Special Educational Needs
“Leaders are ambitious for pupils with special educational needs and/or disabilities (SEND). Teachers ensure that learning for pupils with SEND is appropriately challenging.” – Ofsted, October 2021
The James Hornsby School takes a whole school inclusive approach to students with special educational needs, working to help every child achieve their personal best, whatever individual abilities or needs they may have.
A child has special educational needs/disabilities (SEND) if he or she has learning difficulties or disabilities that make it harder for him or her to learn than most other children of about the same age.
Many children will have special educational needs of some kind during their education. Schools and other organisations can help most children overcome the barriers their difficulties present quickly and easily. A few children will need extra help for some or all of their time in school.
Special educational needs could mean that a child has difficulty with:
- Communication and interaction in expressing themselves or understanding what others are saying.
- Cognition and learning- in acquiring basic skills in school. (Reading, writing, number work or understanding information).
- Social emotional and mental health – making friends or relating to adults properly or any other aspect that may affect mood, behaviour or thinking.
- Sensory and/or physical needs – which may slow down a child’s progress and/or involves a treatment that affects their education.
Children make progress at different rates and have different ways in which they learn best. Teachers at The James Hornsby School take account of this in the way they organise their lessons and teach – using a range of strategies to ensure all students can access the curriculum. Children making slower progress or having particular difficulties in one area may be given extra help or different lessons to help them succeed.
As a school we measure children’s progress in learning against National expectations and age related expectations. The class teachers continually assess each child and note areas where they are improving and where further support is needed. As a school, we track children’s progress from entry through to Year 11, using a variety of different methods and assessment tools.

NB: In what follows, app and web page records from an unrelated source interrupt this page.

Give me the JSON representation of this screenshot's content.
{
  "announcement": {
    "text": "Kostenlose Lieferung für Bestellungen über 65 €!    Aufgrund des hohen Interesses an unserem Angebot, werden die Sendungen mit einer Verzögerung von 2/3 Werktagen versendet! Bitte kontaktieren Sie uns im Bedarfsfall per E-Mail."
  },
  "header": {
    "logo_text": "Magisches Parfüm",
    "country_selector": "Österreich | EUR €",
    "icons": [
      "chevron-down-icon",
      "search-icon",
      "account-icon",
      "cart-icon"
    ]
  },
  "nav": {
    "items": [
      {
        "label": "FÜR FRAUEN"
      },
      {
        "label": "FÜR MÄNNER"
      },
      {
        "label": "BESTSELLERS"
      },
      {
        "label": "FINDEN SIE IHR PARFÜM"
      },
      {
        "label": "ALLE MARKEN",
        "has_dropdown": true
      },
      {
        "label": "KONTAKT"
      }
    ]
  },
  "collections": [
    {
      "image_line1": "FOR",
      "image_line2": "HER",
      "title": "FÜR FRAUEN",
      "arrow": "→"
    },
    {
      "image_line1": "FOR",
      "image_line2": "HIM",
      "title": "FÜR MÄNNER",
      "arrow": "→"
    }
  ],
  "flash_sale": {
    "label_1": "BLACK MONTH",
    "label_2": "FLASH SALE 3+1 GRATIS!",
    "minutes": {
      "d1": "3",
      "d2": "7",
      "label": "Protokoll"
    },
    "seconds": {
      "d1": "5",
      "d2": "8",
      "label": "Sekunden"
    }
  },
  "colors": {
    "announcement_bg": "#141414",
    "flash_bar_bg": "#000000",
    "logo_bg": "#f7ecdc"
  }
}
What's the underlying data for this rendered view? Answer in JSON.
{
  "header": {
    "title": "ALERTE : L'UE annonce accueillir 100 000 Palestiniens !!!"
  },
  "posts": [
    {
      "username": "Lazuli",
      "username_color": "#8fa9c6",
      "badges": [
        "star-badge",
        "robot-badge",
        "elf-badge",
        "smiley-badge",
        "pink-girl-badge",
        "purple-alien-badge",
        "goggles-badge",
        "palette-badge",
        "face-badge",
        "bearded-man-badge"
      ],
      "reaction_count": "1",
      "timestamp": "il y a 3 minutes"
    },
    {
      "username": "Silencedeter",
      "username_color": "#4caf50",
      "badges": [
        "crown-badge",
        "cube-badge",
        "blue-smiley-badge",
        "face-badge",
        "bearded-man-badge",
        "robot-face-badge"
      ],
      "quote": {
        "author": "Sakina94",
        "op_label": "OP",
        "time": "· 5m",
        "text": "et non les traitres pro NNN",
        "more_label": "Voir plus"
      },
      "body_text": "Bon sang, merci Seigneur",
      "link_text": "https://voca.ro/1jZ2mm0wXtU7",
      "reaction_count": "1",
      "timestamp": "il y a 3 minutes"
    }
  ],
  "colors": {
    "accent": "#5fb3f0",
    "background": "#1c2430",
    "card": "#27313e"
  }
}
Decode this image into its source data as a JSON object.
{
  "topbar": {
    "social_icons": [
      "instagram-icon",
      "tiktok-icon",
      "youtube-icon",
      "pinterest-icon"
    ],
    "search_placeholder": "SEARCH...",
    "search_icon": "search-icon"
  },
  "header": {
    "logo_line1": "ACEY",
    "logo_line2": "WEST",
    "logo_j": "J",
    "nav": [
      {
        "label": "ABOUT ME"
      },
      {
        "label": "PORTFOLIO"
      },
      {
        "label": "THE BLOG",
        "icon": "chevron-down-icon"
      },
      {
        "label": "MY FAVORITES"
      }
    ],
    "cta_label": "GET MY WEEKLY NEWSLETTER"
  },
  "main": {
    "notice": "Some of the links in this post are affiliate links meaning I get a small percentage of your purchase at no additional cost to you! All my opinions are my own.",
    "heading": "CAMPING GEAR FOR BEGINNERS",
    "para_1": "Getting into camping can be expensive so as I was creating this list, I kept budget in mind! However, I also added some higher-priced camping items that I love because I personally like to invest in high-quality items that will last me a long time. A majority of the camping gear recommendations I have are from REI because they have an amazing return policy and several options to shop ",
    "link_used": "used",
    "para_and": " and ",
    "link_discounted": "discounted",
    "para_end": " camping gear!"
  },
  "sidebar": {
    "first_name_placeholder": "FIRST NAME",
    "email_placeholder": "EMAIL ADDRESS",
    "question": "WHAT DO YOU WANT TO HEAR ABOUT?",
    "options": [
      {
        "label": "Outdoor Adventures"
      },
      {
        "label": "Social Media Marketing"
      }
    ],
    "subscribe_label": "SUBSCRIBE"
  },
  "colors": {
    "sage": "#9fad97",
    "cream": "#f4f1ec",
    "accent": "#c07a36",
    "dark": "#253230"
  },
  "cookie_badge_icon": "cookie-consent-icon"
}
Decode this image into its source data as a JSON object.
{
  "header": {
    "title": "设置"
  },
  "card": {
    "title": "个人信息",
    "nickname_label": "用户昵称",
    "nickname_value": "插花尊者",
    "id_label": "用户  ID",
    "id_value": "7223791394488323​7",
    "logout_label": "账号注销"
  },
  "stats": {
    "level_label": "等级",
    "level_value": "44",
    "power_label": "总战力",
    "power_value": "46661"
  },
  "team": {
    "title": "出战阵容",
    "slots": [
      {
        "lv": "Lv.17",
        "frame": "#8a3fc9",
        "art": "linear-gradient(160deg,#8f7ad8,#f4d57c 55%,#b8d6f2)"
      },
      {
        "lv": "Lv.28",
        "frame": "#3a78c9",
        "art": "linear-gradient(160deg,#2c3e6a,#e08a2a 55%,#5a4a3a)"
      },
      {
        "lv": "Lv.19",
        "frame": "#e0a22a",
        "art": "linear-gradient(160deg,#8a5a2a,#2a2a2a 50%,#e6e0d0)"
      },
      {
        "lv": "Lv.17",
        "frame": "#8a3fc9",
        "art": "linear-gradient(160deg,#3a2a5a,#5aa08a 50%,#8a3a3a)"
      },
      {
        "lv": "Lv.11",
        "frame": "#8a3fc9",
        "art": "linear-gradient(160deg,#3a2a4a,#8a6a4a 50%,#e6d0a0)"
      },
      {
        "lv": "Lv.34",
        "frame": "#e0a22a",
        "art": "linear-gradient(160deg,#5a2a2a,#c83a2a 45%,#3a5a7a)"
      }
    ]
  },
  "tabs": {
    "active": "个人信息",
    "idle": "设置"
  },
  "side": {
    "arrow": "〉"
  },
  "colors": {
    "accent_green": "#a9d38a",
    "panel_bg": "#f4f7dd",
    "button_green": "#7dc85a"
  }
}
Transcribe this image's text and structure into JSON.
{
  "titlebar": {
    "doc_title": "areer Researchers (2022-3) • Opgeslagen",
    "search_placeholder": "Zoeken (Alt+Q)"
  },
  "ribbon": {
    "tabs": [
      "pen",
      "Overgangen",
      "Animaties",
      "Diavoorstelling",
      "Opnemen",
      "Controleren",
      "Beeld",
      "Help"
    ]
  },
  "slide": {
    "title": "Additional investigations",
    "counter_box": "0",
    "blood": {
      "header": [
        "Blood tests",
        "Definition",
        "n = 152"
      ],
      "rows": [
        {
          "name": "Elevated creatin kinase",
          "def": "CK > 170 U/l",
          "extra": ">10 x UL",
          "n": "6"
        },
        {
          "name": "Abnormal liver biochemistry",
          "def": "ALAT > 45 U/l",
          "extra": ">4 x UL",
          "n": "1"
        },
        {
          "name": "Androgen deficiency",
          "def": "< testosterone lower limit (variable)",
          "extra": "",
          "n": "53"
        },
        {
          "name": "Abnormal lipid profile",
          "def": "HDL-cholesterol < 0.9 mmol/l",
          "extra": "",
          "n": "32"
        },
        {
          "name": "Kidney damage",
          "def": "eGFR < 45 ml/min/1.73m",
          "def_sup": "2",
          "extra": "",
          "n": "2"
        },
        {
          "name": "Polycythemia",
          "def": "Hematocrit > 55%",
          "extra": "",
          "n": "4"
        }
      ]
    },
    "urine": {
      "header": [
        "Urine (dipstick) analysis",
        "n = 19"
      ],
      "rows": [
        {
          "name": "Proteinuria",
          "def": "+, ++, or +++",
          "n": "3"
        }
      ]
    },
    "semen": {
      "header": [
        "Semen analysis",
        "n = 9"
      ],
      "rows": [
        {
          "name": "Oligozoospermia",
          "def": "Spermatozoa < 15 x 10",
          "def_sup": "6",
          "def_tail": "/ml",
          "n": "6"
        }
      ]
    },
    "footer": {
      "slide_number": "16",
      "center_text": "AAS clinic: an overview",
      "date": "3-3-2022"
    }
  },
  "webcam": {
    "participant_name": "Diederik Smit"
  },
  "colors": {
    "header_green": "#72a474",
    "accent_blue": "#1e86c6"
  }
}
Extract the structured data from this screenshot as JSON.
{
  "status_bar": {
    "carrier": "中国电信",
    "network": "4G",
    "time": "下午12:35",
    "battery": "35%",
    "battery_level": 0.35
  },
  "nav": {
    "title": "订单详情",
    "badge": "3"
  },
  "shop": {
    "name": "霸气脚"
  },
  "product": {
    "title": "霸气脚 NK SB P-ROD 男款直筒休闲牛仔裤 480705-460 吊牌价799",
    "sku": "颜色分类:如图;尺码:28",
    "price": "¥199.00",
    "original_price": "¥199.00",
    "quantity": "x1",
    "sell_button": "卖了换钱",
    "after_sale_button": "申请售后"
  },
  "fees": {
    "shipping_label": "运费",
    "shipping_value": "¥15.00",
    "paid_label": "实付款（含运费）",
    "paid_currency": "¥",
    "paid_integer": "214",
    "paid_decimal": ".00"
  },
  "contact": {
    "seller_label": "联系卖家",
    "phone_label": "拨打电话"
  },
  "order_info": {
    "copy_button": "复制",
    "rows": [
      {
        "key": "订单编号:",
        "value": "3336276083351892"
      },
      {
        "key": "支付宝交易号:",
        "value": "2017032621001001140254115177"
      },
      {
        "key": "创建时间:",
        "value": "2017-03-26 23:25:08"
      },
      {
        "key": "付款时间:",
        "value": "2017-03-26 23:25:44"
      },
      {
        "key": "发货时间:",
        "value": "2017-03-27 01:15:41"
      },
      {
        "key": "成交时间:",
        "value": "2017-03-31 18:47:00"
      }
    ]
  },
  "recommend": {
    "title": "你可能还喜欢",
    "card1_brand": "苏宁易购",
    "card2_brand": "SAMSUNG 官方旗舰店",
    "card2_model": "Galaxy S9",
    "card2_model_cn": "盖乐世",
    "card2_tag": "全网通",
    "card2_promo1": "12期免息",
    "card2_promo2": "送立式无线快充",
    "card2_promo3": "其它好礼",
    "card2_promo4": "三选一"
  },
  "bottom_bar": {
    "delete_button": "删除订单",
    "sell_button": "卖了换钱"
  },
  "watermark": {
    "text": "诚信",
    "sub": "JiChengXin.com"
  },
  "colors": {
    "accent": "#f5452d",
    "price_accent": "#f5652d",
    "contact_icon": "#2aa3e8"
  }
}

Children who are not making expected progress are picked up within departments through our regular progress tracking methods. Discussions take place within the department in the first instance and with the SENCo and Head of College as necessary concerning why individual children are experiencing difficulty and what further support can be given to aid their progression.